Mitchell's Lonnie Burns wrapping up career as organist
Lonnie Burns calls herself a note reader.
To the members of First Lutheran Church, and many others, she's so much more than that. Burns will play this weekend at First Lutheran in Mitchell before she officially retires Sunday from a career as an organist that spans nearly half a century.
But the music of the endeared, self-taught organist will not completely go silent.
"I told Pastor Lon Kvanli I would be available to still substitute sometimes and am not leaving the church by any means. If push comes to shove and somebody got sick on a Sunday morning, I'm sure I just could go up and do it," said Burns, who will celebrate her 80th birthday on Monday.
Burns is looking forward to welcoming her family, which is travelling in from all over the country for Sunday's service. Her oldest son, Rev. Randall Burns, a trumpet major, will accompany her during both services at 8:15 a.m. and 10:15 a.m. Sunday.
At 11:30 a.m., the congregation will have a pot-luck meal for Burns. Then, from 2 to 4 p.m., her family is holding an open house at the church in honor of her birthday.
Burns' love for music and the passion to play the piano blossomed when she was a little girl living on a family farm in Corsica. The age difference between Burns and her four older siblings was significant, with her oldest sister already off to college and her brothers busy helping out on the farm when Burns was 5. Without much else to do, the piano became her best friend.
"A great influence of mine was my Aunt Lola, an excellent musician," she said. "I had already started taking piano lessons and learned how to read notes. When Aunt Lola came to visit us at home, we would always sit together at the piano and play duets."
She is thankful for the sacrifices her family made to allow her to take lessons even though times were hard.
At age 15, she landed her first organist job, playing at St. John's Lutheran Church in Blooming Valley, a little country church just a mile and a half from her home in Corsica.
"They had an old reed organ, and you had to pump all through the service to keep the air in the pipes and keep it going," Burns said.
Through high school, the young pianist kept busy accompanying soloists or entering countless contests. After high school graduation, she went on to obtain a teaching degree from the University of South Dakota at Springfield, where she met the love of her life, Cliff Burns. The couple was engaged for a year, got married and had three boys. In 1964, the young family moved to Mitchell, and in 1968 she gave birth to a daughter, Lisa.

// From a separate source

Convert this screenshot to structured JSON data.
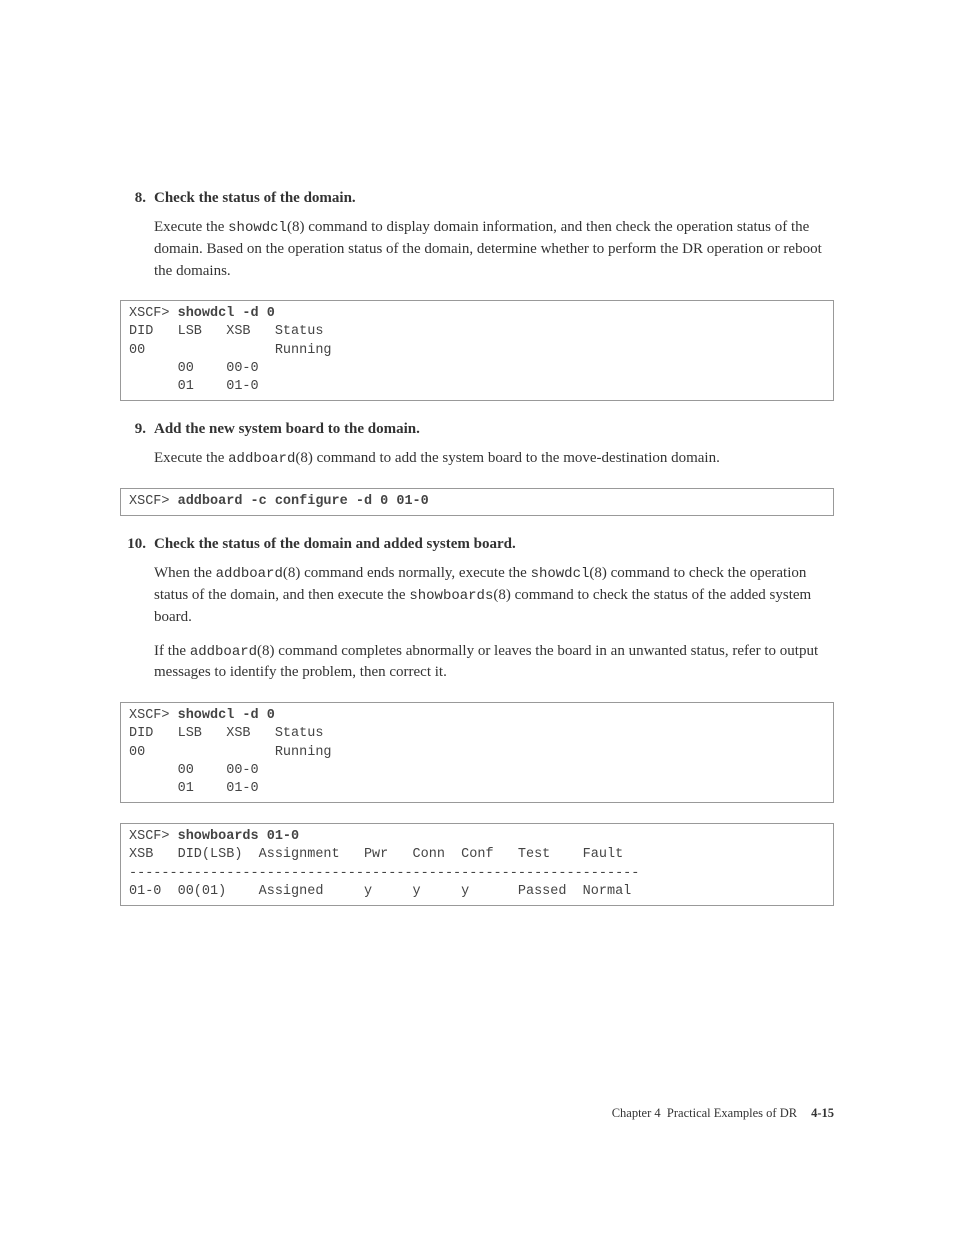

Shortly after the family joined the congregation of First Lutheran in Mitchell, a couple of women from the music committee at the church found out she played the piano.
"I wasn't really conned into it. They asked me if I would be interested in learning to play the pipe organ. I hadn't even considered the thought," Burns said.
Burns discussed the offer with her late husband Cliff, and they decided it was a good opportunity.
One of the organists at First Lutheran, Dale Fluegel, took her under his wings. After four or five sessions, Fluegel said to her, "If it sounds good, use it."
"So I played at a funeral in 1969. I remember that very well. I shook so hard I could hardly change the pistons," Burns said.
Years of hard work, dedication, practice and hundreds of performances at various churches in the Mitchell area followed.
"It doesn't just all of a sudden happen to you. You have to keep doing it. Putting your hands together and playing with emotion is not always a natural thing or something that can be taught," Burns said.
In 1985, the senior organist at First Lutheran, Mary Woolsey, died, and Burns was offered the lead organist position, which she has held since. Burns continued teaching piano lessons to more than 200 children in the region and still volunteers at a local hospital in town.
During her life-spanning career, the gifted musician has accompanied the South Dakota Chorale under the direction of Doctor Greg Aune and Paul Almgald, played for nine musical productions at the Mitchell Area Community Theatre in Mitchell, performed several times at Dakota Wesleyan University and even accompanied the late country legend Patsy Cline.
Many soloists have appreciated working with Burns, calling her special with an incomparable gift of tuning in with them while she accompanies them on the pipe organ.
"You learn to breathe with them. You learn the inflection of the song and tune in. I think that's very important. You have to have that in you as an accompanist, even though you are not singing. It's hard to describe," Burns said. "I have never composed and do not improvise. I am a note reader, like when you go to the library and pick up a book, you can read it. I have the same feeling about music."